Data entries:
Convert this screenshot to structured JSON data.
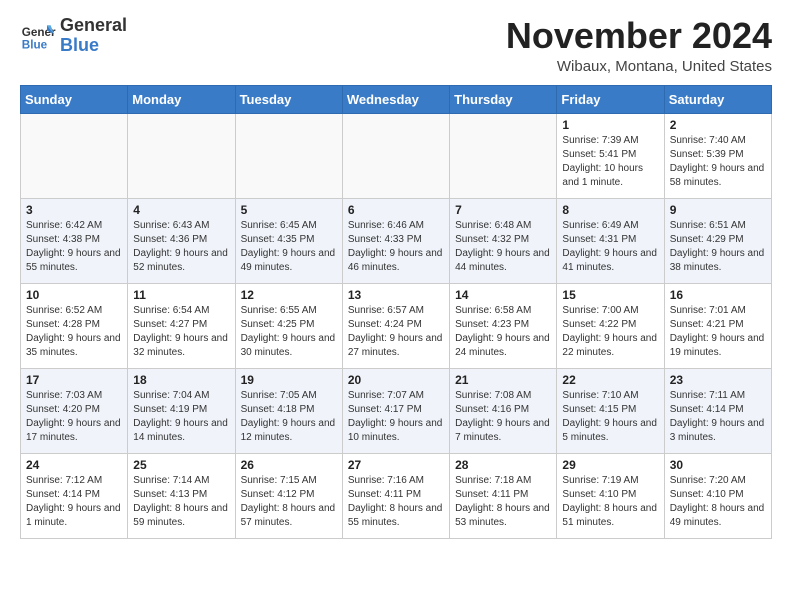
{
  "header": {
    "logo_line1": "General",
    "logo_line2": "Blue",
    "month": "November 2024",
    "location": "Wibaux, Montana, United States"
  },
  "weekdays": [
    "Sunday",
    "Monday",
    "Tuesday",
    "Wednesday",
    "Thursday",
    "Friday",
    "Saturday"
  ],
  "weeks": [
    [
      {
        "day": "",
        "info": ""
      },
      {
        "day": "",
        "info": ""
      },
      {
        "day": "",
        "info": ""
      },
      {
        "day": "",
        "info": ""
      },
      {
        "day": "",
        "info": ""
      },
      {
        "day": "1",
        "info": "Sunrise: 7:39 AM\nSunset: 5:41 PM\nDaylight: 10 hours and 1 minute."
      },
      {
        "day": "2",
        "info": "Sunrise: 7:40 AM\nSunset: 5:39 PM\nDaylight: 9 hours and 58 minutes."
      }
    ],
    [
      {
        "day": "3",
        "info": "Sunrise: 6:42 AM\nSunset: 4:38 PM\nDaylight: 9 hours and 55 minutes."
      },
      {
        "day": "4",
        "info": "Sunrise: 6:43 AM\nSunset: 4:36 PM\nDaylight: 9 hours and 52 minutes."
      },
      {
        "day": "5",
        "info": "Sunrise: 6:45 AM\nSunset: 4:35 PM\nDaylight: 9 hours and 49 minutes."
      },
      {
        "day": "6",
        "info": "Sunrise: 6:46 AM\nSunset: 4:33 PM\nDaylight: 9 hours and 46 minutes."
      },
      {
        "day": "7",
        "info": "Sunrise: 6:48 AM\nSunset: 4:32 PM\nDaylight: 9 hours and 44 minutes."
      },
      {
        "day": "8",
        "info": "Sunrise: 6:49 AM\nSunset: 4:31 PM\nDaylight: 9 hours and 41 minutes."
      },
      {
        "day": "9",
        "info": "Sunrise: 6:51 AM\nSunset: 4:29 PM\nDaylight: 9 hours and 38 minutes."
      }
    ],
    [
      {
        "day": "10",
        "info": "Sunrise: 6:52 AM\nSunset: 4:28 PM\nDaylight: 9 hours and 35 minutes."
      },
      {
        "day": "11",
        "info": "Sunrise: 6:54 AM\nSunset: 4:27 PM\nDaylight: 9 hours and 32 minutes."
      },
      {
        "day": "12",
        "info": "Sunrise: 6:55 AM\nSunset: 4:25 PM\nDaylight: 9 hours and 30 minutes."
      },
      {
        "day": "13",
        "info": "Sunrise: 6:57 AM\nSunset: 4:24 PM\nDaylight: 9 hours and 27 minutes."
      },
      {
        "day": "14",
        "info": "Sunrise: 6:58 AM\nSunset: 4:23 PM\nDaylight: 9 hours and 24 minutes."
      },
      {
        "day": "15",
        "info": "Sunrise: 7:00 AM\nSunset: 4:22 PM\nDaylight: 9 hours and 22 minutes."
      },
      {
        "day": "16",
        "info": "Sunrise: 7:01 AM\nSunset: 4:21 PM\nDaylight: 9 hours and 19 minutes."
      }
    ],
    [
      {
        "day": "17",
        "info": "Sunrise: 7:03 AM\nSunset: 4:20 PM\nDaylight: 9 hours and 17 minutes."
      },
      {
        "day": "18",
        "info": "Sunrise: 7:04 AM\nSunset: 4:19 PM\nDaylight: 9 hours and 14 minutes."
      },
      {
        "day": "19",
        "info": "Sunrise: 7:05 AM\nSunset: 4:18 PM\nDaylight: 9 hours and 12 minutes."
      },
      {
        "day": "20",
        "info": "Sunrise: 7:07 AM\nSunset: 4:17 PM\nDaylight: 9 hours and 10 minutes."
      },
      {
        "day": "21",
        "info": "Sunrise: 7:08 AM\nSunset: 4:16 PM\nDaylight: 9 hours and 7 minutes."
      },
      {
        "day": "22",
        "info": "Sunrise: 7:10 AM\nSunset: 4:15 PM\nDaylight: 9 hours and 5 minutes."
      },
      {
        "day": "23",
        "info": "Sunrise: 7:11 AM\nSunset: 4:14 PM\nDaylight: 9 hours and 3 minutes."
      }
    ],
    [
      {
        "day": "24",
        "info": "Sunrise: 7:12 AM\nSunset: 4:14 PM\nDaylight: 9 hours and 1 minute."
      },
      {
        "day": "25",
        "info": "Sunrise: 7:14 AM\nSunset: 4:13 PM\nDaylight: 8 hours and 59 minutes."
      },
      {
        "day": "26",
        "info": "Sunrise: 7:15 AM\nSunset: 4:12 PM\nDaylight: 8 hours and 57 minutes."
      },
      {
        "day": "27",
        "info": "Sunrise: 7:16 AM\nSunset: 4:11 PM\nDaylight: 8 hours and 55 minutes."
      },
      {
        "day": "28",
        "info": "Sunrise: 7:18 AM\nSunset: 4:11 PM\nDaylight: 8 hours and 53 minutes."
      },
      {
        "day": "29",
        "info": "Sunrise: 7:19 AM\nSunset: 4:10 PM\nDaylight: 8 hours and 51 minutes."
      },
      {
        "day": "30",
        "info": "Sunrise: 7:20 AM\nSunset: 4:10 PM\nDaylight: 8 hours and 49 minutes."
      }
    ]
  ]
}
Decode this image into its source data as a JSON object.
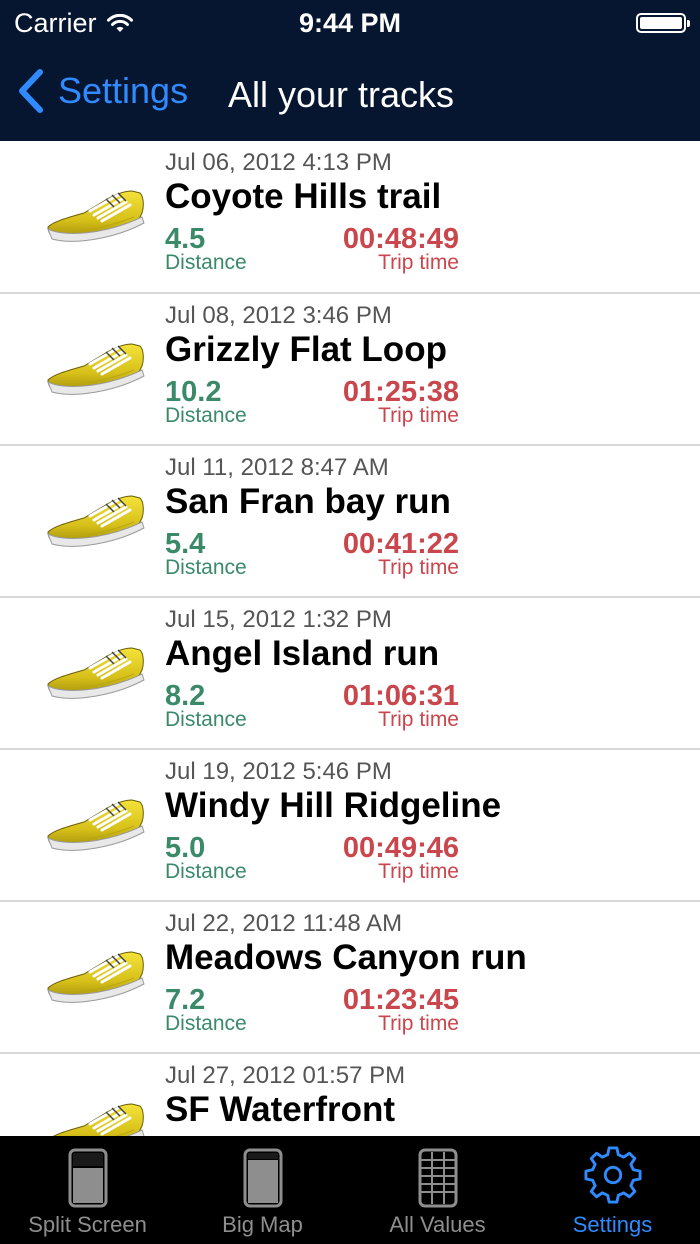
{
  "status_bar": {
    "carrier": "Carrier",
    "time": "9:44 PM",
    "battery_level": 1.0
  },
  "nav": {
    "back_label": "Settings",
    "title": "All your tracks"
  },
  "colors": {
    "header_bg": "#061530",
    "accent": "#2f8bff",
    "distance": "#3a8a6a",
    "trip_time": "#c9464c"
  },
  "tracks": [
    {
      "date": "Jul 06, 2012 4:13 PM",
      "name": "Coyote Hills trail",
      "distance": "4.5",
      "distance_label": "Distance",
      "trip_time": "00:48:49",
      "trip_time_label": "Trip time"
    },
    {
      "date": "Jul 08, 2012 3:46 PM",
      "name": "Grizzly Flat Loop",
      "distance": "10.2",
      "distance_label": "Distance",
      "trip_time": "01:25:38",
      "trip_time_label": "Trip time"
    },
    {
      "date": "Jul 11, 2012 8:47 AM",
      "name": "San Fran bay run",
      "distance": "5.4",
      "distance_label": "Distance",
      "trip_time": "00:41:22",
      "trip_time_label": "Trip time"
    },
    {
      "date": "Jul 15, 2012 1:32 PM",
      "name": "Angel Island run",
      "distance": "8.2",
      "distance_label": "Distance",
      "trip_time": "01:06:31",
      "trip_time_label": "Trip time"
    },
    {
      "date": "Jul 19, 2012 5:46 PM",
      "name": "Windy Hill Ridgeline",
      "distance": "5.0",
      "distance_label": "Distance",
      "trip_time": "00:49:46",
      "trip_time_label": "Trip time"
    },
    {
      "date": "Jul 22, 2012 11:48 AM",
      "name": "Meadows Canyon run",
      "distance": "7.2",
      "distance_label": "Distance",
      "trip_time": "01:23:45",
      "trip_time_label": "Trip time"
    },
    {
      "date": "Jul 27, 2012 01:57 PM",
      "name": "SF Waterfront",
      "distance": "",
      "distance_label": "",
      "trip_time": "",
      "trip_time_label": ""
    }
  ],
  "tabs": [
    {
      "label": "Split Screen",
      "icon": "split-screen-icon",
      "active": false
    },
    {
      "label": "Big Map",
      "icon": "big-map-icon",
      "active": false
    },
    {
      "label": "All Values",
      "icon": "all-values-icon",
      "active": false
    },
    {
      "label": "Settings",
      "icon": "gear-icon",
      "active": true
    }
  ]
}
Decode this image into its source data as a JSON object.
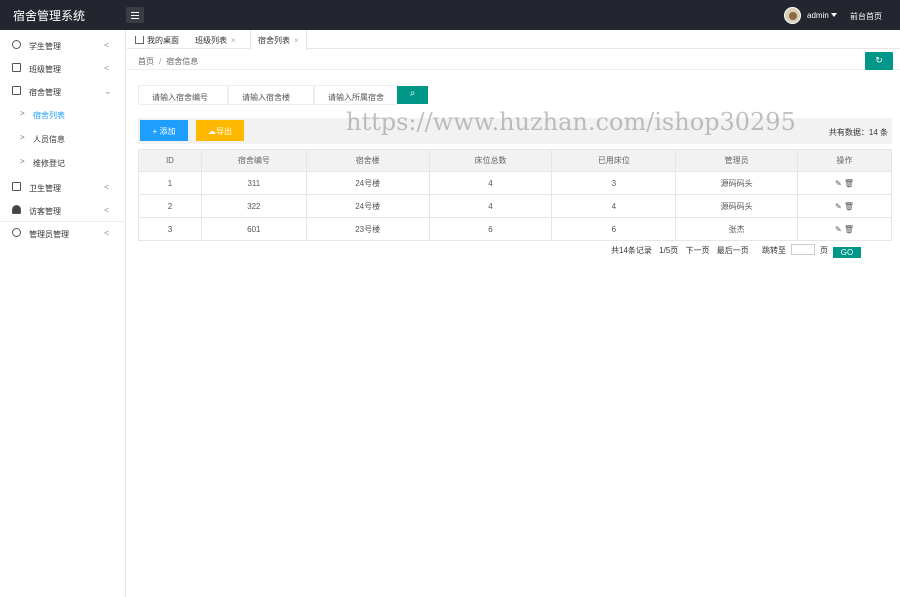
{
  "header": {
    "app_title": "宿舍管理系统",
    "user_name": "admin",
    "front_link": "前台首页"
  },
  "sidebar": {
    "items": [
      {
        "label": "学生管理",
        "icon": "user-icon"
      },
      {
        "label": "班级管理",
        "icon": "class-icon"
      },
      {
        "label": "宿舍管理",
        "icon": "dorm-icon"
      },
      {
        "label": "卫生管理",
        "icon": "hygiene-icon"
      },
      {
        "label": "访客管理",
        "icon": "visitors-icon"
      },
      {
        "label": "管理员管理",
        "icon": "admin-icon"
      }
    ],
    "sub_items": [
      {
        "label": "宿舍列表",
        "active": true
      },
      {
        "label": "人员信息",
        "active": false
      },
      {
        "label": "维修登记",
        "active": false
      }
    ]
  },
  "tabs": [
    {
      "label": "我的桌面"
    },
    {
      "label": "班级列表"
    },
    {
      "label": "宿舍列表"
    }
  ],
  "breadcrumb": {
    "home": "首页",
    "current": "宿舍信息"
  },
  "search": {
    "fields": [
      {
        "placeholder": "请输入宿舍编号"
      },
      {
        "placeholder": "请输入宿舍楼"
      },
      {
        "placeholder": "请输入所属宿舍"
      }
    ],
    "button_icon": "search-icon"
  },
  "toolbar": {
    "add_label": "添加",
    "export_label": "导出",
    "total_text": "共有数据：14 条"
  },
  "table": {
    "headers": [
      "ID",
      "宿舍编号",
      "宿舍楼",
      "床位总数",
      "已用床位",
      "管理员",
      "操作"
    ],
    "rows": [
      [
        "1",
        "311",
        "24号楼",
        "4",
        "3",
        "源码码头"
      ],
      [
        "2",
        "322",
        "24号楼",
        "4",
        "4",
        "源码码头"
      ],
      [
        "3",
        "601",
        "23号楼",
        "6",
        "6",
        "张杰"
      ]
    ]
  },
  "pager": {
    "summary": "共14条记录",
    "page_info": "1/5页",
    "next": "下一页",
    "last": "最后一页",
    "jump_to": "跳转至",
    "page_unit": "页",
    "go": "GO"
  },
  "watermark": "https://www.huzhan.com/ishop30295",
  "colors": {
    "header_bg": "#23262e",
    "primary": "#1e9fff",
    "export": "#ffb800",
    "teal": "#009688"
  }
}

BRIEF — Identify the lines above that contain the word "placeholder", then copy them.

FINISHED EXERCISE —
        "placeholder": "请输入宿舍编号"
        "placeholder": "请输入宿舍楼"
        "placeholder": "请输入所属宿舍"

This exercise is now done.